But these Republicans remain splintered about whether they can even repeal H.B. 194 and about which voting law changes they want before this November’s election, while the Republican secretary of state says no more changes before the fall election. They are stuck in another mess of their own making.
We at Fair Elections Ohio are watching with interest and have the backing of the Obama campaign to circulate another referendum petition if the Ohio GOP tries again to change voting laws before the general election.

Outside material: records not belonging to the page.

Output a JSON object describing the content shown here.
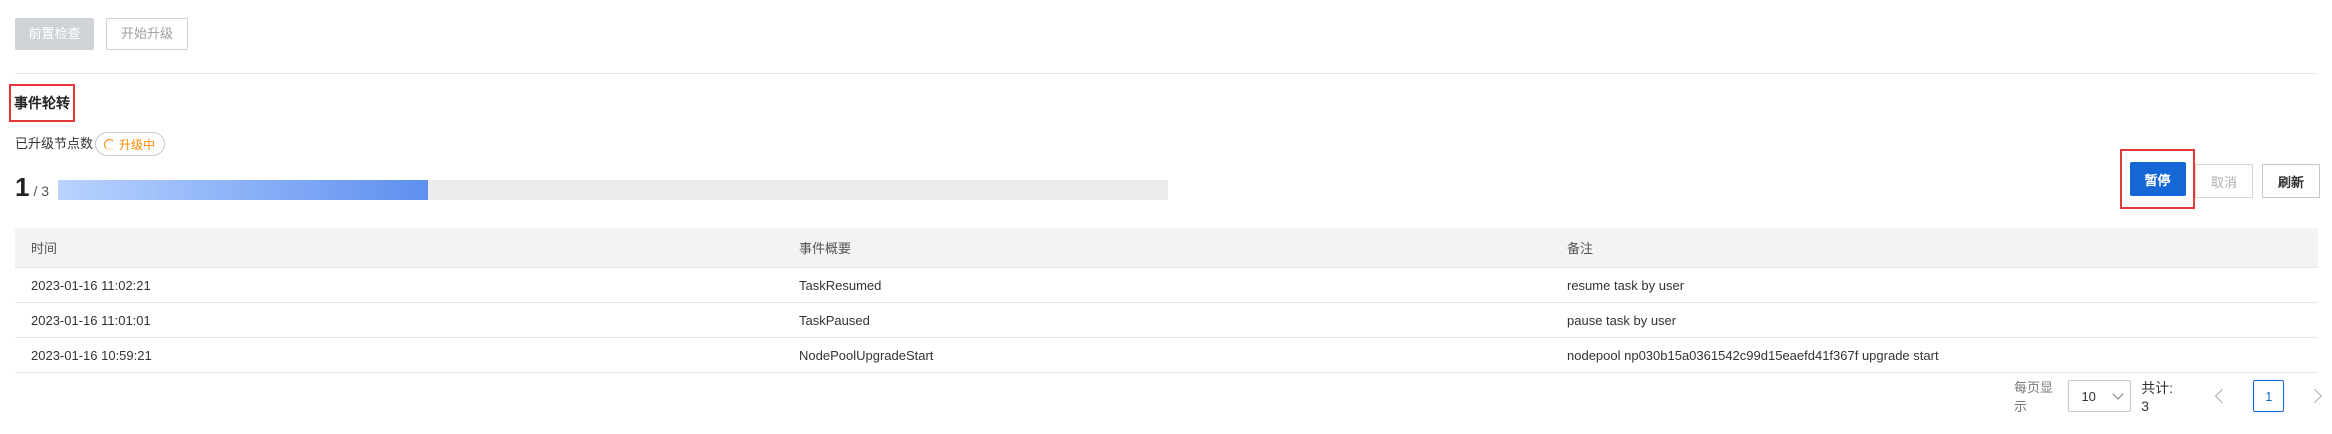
{
  "toolbar": {
    "precheck_label": "前置检查",
    "start_label": "开始升级"
  },
  "section": {
    "title": "事件轮转",
    "upgraded_nodes_label": "已升级节点数",
    "status_badge": "升级中",
    "status_icon": "spinner-icon",
    "status_color": "#ff8a00"
  },
  "progress": {
    "done": "1",
    "total_text": "/ 3",
    "fraction": 0.333
  },
  "actions": {
    "pause_label": "暂停",
    "cancel_label": "取消",
    "refresh_label": "刷新",
    "accent_color": "#1567d6"
  },
  "table": {
    "columns": [
      "时间",
      "事件概要",
      "备注"
    ],
    "rows": [
      [
        "2023-01-16 11:02:21",
        "TaskResumed",
        "resume task by user"
      ],
      [
        "2023-01-16 11:01:01",
        "TaskPaused",
        "pause task by user"
      ],
      [
        "2023-01-16 10:59:21",
        "NodePoolUpgradeStart",
        "nodepool np030b15a0361542c99d15eaefd41f367f upgrade start"
      ]
    ]
  },
  "pagination": {
    "per_page_label": "每页显示",
    "page_size": "10",
    "total_text": "共计: 3",
    "current_page": "1"
  }
}
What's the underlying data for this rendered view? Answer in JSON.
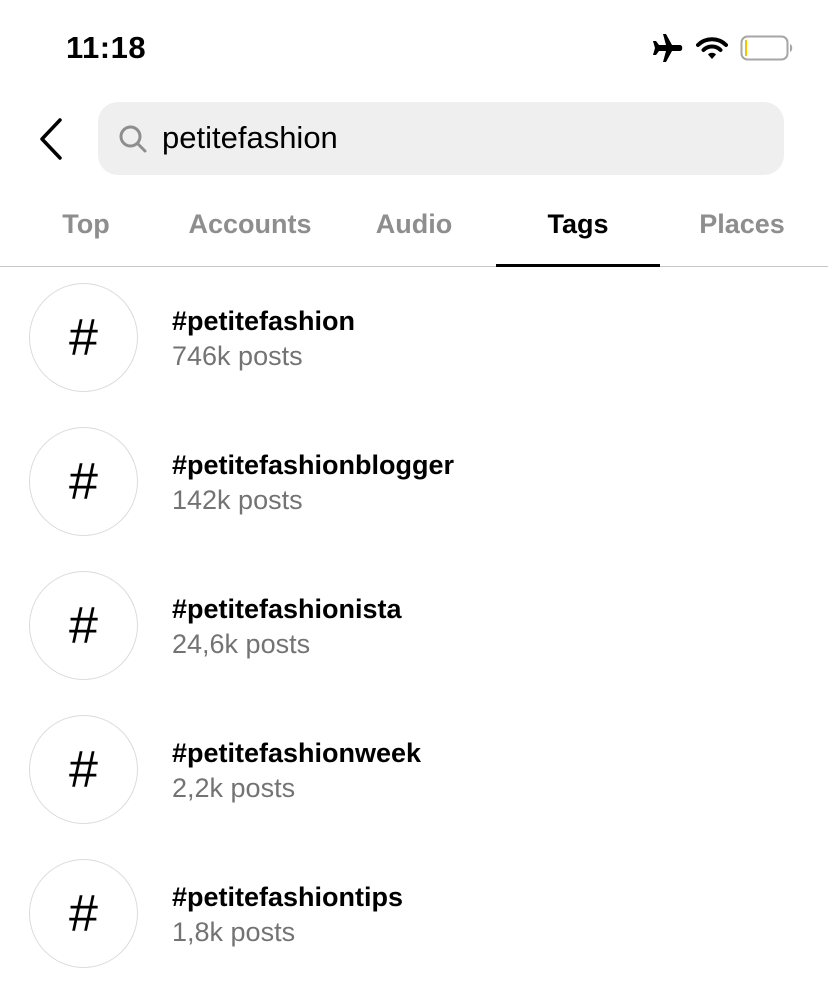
{
  "status_bar": {
    "time": "11:18",
    "icons": [
      "airplane-mode-icon",
      "wifi-icon",
      "battery-icon"
    ],
    "battery_level_percent": 5,
    "battery_color": "#f5c400"
  },
  "search": {
    "back_icon": "chevron-left-icon",
    "search_icon": "search-icon",
    "value": "petitefashion"
  },
  "tabs": [
    {
      "label": "Top",
      "active": false
    },
    {
      "label": "Accounts",
      "active": false
    },
    {
      "label": "Audio",
      "active": false
    },
    {
      "label": "Tags",
      "active": true
    },
    {
      "label": "Places",
      "active": false
    }
  ],
  "results": [
    {
      "icon": "#",
      "name": "#petitefashion",
      "count": "746k posts"
    },
    {
      "icon": "#",
      "name": "#petitefashionblogger",
      "count": "142k posts"
    },
    {
      "icon": "#",
      "name": "#petitefashionista",
      "count": "24,6k posts"
    },
    {
      "icon": "#",
      "name": "#petitefashionweek",
      "count": "2,2k posts"
    },
    {
      "icon": "#",
      "name": "#petitefashiontips",
      "count": "1,8k posts"
    }
  ]
}
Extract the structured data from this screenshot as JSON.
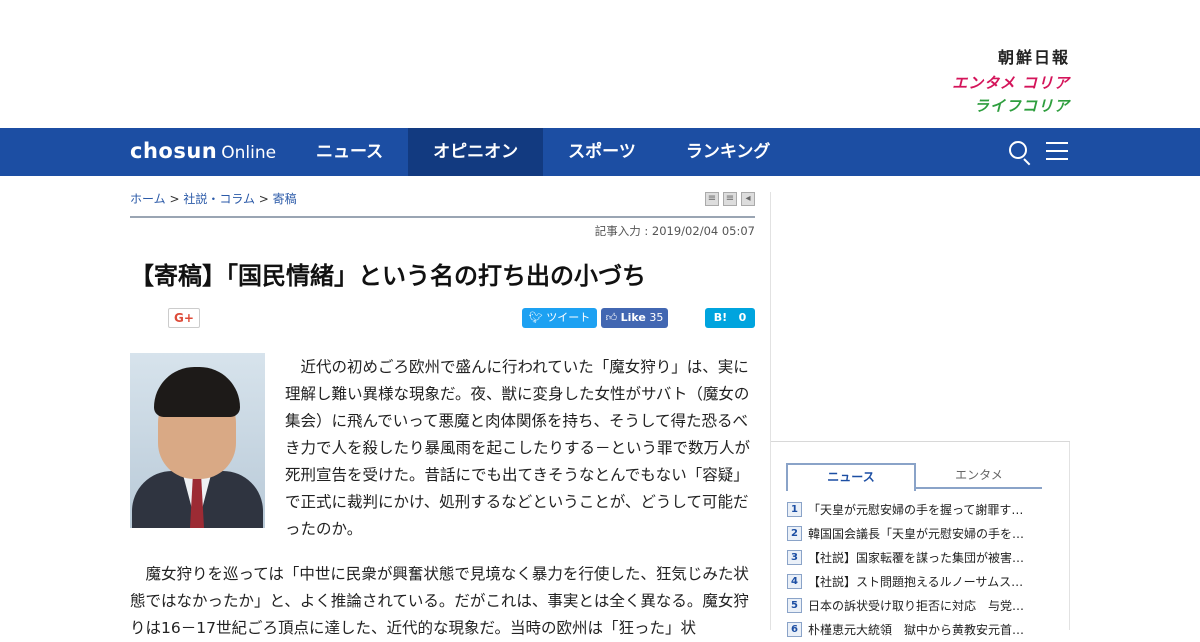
{
  "brand": {
    "newspaper": "朝鮮日報",
    "entame": "エンタメ コリア",
    "life": "ライフコリア"
  },
  "nav": {
    "logo_bold": "chosun",
    "logo_light": "Online",
    "items": [
      {
        "label": "ニュース",
        "active": false
      },
      {
        "label": "オピニオン",
        "active": true
      },
      {
        "label": "スポーツ",
        "active": false
      },
      {
        "label": "ランキング",
        "active": false
      }
    ]
  },
  "breadcrumb": {
    "home": "ホーム",
    "category": "社説・コラム",
    "current": "寄稿",
    "separator": " > "
  },
  "article": {
    "date": "記事入力 : 2019/02/04 05:07",
    "headline": "【寄稿】「国民情緒」という名の打ち出の小づち",
    "para1": "近代の初めごろ欧州で盛んに行われていた「魔女狩り」は、実に理解し難い異様な現象だ。夜、獣に変身した女性がサバト（魔女の集会）に飛んでいって悪魔と肉体関係を持ち、そうして得た恐るべき力で人を殺したり暴風雨を起こしたりする－という罪で数万人が死刑宣告を受けた。昔話にでも出てきそうなとんでもない「容疑」で正式に裁判にかけ、処刑するなどということが、どうして可能だったのか。",
    "para2": "魔女狩りを巡っては「中世に民衆が興奮状態で見境なく暴力を行使した、狂気じみた状態ではなかったか」と、よく推論されている。だがこれは、事実とは全く異なる。魔女狩りは16－17世紀ごろ頂点に達した、近代的な現象だ。当時の欧州は「狂った」状"
  },
  "share": {
    "gplus": "G+",
    "tweet": "ツイート",
    "like": "Like",
    "like_count": "35",
    "hatena": "B!",
    "hatena_count": "0"
  },
  "sidebar": {
    "tabs": [
      "ニュース",
      "エンタメ"
    ],
    "news": [
      {
        "rank": "1",
        "title": "「天皇が元慰安婦の手を握って謝罪す…"
      },
      {
        "rank": "2",
        "title": "韓国国会議長「天皇が元慰安婦の手を…"
      },
      {
        "rank": "3",
        "title": "【社説】国家転覆を謀った集団が被害…"
      },
      {
        "rank": "4",
        "title": "【社説】スト問題抱えるルノーサムス…"
      },
      {
        "rank": "5",
        "title": "日本の訴状受け取り拒否に対応　与党…"
      },
      {
        "rank": "6",
        "title": "朴槿恵元大統領　獄中から黄教安元首…"
      }
    ]
  },
  "colors": {
    "nav_bg": "#1c4ea3",
    "nav_active": "#123a80",
    "entame": "#d4145a",
    "life": "#2e9e3e"
  }
}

We’re adamant about protecting Ohio voting rights and are making a two-pronged argument: 1) it’s too late to change the voting rules (especially for absentee and provisional voting) before the general election; and 2) the right of referendum is a specific, state constitutional right reserved to the people of Ohio.
In other words, repealing H.B. 194 and passing new parts of it is nothing more than a GOP sleight of hand, and Fair Elections Ohio remains ready to go to court to defend the right to a citizen referendum. Our referendum petition cannot be struck from the ballot. Nor do we intend to withdraw it. The issue is exactly where it needs to be—in the hands of the voters.
Perhaps the Ohio GOP would be best advised to put its efforts into winning an election than changing its rules. If the Ohio GOP attempts to exercise further political damage control by changing Ohio’s voting laws and circumventing the H.B. 194 referendum, the evidence points overwhelmingly to—you guessed—another big backfire!